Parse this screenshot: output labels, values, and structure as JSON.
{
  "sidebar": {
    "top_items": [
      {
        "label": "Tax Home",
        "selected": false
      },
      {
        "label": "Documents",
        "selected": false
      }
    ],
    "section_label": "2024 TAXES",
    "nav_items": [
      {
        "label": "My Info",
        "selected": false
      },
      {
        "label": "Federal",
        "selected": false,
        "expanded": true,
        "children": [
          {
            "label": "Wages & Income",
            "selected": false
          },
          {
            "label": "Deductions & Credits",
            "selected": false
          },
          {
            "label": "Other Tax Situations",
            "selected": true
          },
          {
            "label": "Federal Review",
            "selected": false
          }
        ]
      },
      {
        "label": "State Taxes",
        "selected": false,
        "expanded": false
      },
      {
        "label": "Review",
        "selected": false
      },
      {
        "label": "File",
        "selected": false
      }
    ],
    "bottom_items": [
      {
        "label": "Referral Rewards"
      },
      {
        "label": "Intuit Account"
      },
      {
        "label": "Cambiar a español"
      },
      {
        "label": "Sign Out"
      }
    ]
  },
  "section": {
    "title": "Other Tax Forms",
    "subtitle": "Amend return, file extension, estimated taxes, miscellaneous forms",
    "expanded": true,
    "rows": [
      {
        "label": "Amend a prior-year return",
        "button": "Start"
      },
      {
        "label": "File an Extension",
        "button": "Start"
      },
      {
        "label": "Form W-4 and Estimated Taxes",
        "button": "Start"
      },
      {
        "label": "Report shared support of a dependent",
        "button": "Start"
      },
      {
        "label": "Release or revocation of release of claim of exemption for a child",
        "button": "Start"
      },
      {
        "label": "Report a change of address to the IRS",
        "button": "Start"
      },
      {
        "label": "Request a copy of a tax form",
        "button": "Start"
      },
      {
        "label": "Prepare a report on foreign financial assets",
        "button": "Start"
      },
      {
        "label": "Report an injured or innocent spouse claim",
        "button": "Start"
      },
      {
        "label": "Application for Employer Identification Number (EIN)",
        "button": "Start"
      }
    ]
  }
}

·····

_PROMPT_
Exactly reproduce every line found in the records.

_OUTPUT BELOW_
Parse this screenshot: output labels, values, and structure as JSON.
{
  "sidebar": {
    "top_items": [
      {
        "label": "Tax Home",
        "selected": false
      },
      {
        "label": "Documents",
        "selected": false
      }
    ],
    "section_label": "2024 TAXES",
    "nav_items": [
      {
        "label": "My Info",
        "selected": false
      },
      {
        "label": "Federal",
        "selected": false,
        "expanded": true,
        "children": [
          {
            "label": "Wages & Income",
            "selected": false
          },
          {
            "label": "Deductions & Credits",
            "selected": false
          },
          {
            "label": "Other Tax Situations",
            "selected": true
          },
          {
            "label": "Federal Review",
            "selected": false
          }
        ]
      },
      {
        "label": "State Taxes",
        "selected": false,
        "expanded": false
      },
      {
        "label": "Review",
        "selected": false
      },
      {
        "label": "File",
        "selected": false
      }
    ],
    "bottom_items": [
      {
        "label": "Referral Rewards"
      },
      {
        "label": "Intuit Account"
      },
      {
        "label": "Cambiar a español"
      },
      {
        "label": "Sign Out"
      }
    ]
  },
  "section": {
    "title": "Other Tax Forms",
    "subtitle": "Amend return, file extension, estimated taxes, miscellaneous forms",
    "expanded": true,
    "rows": [
      {
        "label": "Amend a prior-year return",
        "button": "Start"
      },
      {
        "label": "File an Extension",
        "button": "Start"
      },
      {
        "label": "Form W-4 and Estimated Taxes",
        "button": "Start"
      },
      {
        "label": "Report shared support of a dependent",
        "button": "Start"
      },
      {
        "label": "Release or revocation of release of claim of exemption for a child",
        "button": "Start"
      },
      {
        "label": "Report a change of address to the IRS",
        "button": "Start"
      },
      {
        "label": "Request a copy of a tax form",
        "button": "Start"
      },
      {
        "label": "Prepare a report on foreign financial assets",
        "button": "Start"
      },
      {
        "label": "Report an injured or innocent spouse claim",
        "button": "Start"
      },
      {
        "label": "Application for Employer Identification Number (EIN)",
        "button": "Start"
      }
    ]
  }
}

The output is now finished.